Police Reform in Montecito
The County Sheriff’s substation in Carpinteria, headed by Lt. Ugo (Butch) Arnoldi, assisted by Deputy James Carovano as the Community Resource Deputy, provides law enforcement services for unincorporated Montecito, Summerland and Carpinteria Valley, as well as the City of Carpinteria, by contract.
Deputies are asked to provide assistance for life threatening incidents, such as murder; forcible rape; robbery; and aggravated assault, often involving alcohol addiction or drug overdoses from cocaine, meth, mollies, or mushrooms.

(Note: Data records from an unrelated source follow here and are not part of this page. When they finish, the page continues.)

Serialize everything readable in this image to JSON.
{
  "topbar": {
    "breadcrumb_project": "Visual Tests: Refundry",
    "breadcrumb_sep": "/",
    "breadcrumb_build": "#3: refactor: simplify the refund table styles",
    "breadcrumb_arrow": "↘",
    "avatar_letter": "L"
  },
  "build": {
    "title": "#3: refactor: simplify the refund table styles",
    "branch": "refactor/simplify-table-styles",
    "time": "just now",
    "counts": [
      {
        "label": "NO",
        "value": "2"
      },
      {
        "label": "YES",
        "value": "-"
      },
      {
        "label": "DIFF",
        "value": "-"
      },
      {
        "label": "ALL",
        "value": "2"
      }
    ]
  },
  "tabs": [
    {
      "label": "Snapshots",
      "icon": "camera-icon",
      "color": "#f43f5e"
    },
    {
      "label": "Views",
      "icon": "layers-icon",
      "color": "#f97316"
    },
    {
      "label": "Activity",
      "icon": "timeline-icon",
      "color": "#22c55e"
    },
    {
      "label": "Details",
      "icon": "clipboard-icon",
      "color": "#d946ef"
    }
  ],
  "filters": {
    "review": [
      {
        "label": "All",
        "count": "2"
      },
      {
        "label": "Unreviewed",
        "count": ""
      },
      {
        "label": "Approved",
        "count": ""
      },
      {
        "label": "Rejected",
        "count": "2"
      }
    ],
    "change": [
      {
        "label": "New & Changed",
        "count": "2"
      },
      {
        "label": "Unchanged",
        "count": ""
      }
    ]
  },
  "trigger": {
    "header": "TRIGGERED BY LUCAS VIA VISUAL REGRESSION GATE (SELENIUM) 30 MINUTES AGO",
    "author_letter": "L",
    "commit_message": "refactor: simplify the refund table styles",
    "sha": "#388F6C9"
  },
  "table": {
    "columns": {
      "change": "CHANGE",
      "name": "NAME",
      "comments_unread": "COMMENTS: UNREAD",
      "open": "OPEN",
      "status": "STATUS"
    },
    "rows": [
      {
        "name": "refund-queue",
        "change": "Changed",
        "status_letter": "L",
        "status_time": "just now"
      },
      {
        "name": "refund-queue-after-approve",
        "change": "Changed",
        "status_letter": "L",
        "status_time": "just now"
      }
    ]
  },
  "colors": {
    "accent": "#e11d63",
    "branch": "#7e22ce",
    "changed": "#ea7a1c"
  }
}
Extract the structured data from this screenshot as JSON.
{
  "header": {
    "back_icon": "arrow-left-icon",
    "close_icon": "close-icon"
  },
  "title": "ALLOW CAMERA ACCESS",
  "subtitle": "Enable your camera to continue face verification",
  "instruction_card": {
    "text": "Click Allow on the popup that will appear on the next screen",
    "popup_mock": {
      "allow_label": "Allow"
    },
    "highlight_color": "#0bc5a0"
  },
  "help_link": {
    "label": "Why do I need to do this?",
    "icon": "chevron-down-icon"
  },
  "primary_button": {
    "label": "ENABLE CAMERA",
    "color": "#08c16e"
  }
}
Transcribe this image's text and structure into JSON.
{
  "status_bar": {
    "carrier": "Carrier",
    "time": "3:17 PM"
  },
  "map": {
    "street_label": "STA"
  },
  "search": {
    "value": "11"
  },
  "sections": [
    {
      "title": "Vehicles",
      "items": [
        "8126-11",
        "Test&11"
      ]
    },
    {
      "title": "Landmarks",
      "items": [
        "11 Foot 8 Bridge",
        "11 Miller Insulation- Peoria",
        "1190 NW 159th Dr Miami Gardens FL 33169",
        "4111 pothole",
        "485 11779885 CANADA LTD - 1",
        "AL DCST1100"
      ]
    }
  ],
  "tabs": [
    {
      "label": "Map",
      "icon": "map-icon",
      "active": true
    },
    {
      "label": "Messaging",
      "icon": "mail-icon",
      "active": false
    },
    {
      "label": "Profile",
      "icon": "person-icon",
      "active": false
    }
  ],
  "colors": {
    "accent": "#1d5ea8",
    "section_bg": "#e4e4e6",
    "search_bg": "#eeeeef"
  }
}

A lesser category of offenses includes car thefts, stolen purses at trailheads, store and home robberies, mail and credit card fraud, gang fights, battered women and child abuse. Crime rates are inching upward as incarcerated felons are released from an overcrowded criminal justice system in Santa Barbara County and throughout the state.
Montecito residents call on our local Sheriff to restrain noisy late-night parties, investigate public intoxication, prevent illegal drug sales or use, resolve juvenile problems, prevent trespassing, find missing persons, and remove homeless encampments on private property. It was our local Sheriff’s office that responded to reports of naked people on the beaches, a dead 38-foot grey whale which washed ashore near Santa Claus Lane and protection of empty homes during numerous Montecito emergency evacuations.
I would be surprised if more than 1% of the residents of Montecito want our Sheriff’s Substation to be either defunded or disbanded.
ALL Need to Take Ownership of This Problem
I personally have witnessed us come a long way as a country in improving race relations in this generation. Which is not to say we don’t have periodical growing pains and not to say that more doesn’t need to be done to achieve the dream of Martin Luther King, Jr.…”that one day my children will live in a nation where they will NOT be judged by the color of their skin, but by the content of their character.”
But I also think it is madness to predominantly blame the police, and not ourselves, for the indignity of systemic racism. Black or white, brown or yellow, we each need to take personal responsibility for racial injustice and support changes that will make a difference. To suggest that police reform is the cure-all for years of failed social policies and government subsidies that inhibit individual initiative, personal responsibility and hard work is both illogical and irrational. Changing the hearts of “we the people” will prove to be much more difficult than changing the behavior of a few bad police officers.